[Website and app data records]
□ □ □ □ □ □ □

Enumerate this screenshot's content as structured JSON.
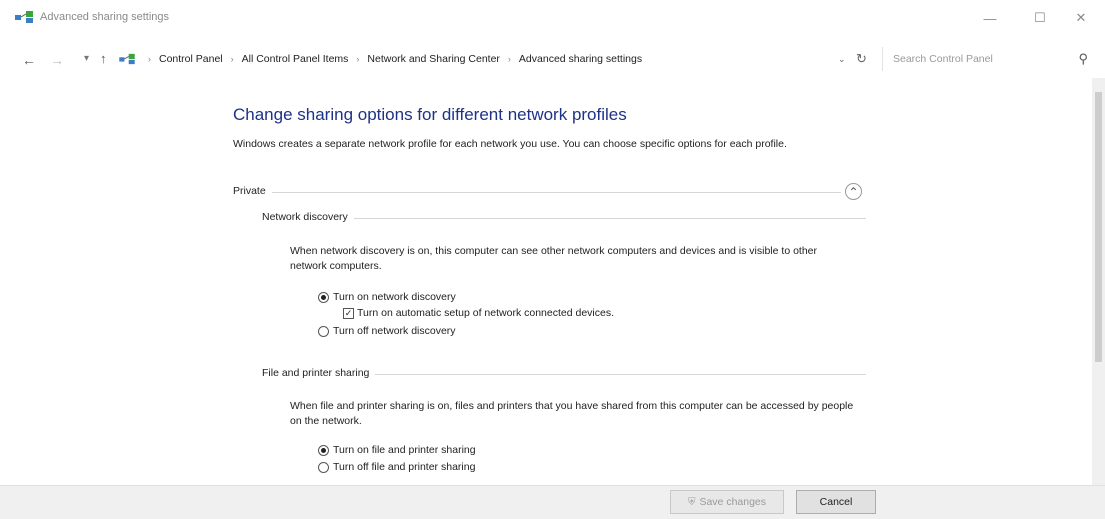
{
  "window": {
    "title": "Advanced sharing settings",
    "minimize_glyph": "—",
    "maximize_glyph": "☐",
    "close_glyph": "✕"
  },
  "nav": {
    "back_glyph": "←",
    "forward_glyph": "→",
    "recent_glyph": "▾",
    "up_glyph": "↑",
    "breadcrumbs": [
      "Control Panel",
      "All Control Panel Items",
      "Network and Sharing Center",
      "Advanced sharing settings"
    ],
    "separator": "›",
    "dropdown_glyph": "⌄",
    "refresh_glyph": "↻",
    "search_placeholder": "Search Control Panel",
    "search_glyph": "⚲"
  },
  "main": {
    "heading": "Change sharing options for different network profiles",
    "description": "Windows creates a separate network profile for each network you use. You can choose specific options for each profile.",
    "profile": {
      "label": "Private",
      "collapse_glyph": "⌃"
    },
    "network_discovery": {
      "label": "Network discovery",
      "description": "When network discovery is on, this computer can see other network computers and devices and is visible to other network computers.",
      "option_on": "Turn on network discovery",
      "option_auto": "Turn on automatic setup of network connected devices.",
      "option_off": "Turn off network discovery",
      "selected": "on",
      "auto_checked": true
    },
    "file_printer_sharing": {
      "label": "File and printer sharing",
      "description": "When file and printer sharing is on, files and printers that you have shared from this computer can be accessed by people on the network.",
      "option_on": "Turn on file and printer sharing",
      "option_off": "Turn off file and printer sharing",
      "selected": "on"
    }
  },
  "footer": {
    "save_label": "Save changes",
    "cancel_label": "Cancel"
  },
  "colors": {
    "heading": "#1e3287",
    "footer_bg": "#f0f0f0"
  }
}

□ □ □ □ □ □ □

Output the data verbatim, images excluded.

[Answer space]
Enumerate this screenshot's content as structured JSON.
{
  "window": {
    "title": "Advanced sharing settings",
    "minimize_glyph": "—",
    "maximize_glyph": "☐",
    "close_glyph": "✕"
  },
  "nav": {
    "back_glyph": "←",
    "forward_glyph": "→",
    "recent_glyph": "▾",
    "up_glyph": "↑",
    "breadcrumbs": [
      "Control Panel",
      "All Control Panel Items",
      "Network and Sharing Center",
      "Advanced sharing settings"
    ],
    "separator": "›",
    "dropdown_glyph": "⌄",
    "refresh_glyph": "↻",
    "search_placeholder": "Search Control Panel",
    "search_glyph": "⚲"
  },
  "main": {
    "heading": "Change sharing options for different network profiles",
    "description": "Windows creates a separate network profile for each network you use. You can choose specific options for each profile.",
    "profile": {
      "label": "Private",
      "collapse_glyph": "⌃"
    },
    "network_discovery": {
      "label": "Network discovery",
      "description": "When network discovery is on, this computer can see other network computers and devices and is visible to other network computers.",
      "option_on": "Turn on network discovery",
      "option_auto": "Turn on automatic setup of network connected devices.",
      "option_off": "Turn off network discovery",
      "selected": "on",
      "auto_checked": true
    },
    "file_printer_sharing": {
      "label": "File and printer sharing",
      "description": "When file and printer sharing is on, files and printers that you have shared from this computer can be accessed by people on the network.",
      "option_on": "Turn on file and printer sharing",
      "option_off": "Turn off file and printer sharing",
      "selected": "on"
    }
  },
  "footer": {
    "save_label": "Save changes",
    "cancel_label": "Cancel"
  },
  "colors": {
    "heading": "#1e3287",
    "footer_bg": "#f0f0f0"
  }
}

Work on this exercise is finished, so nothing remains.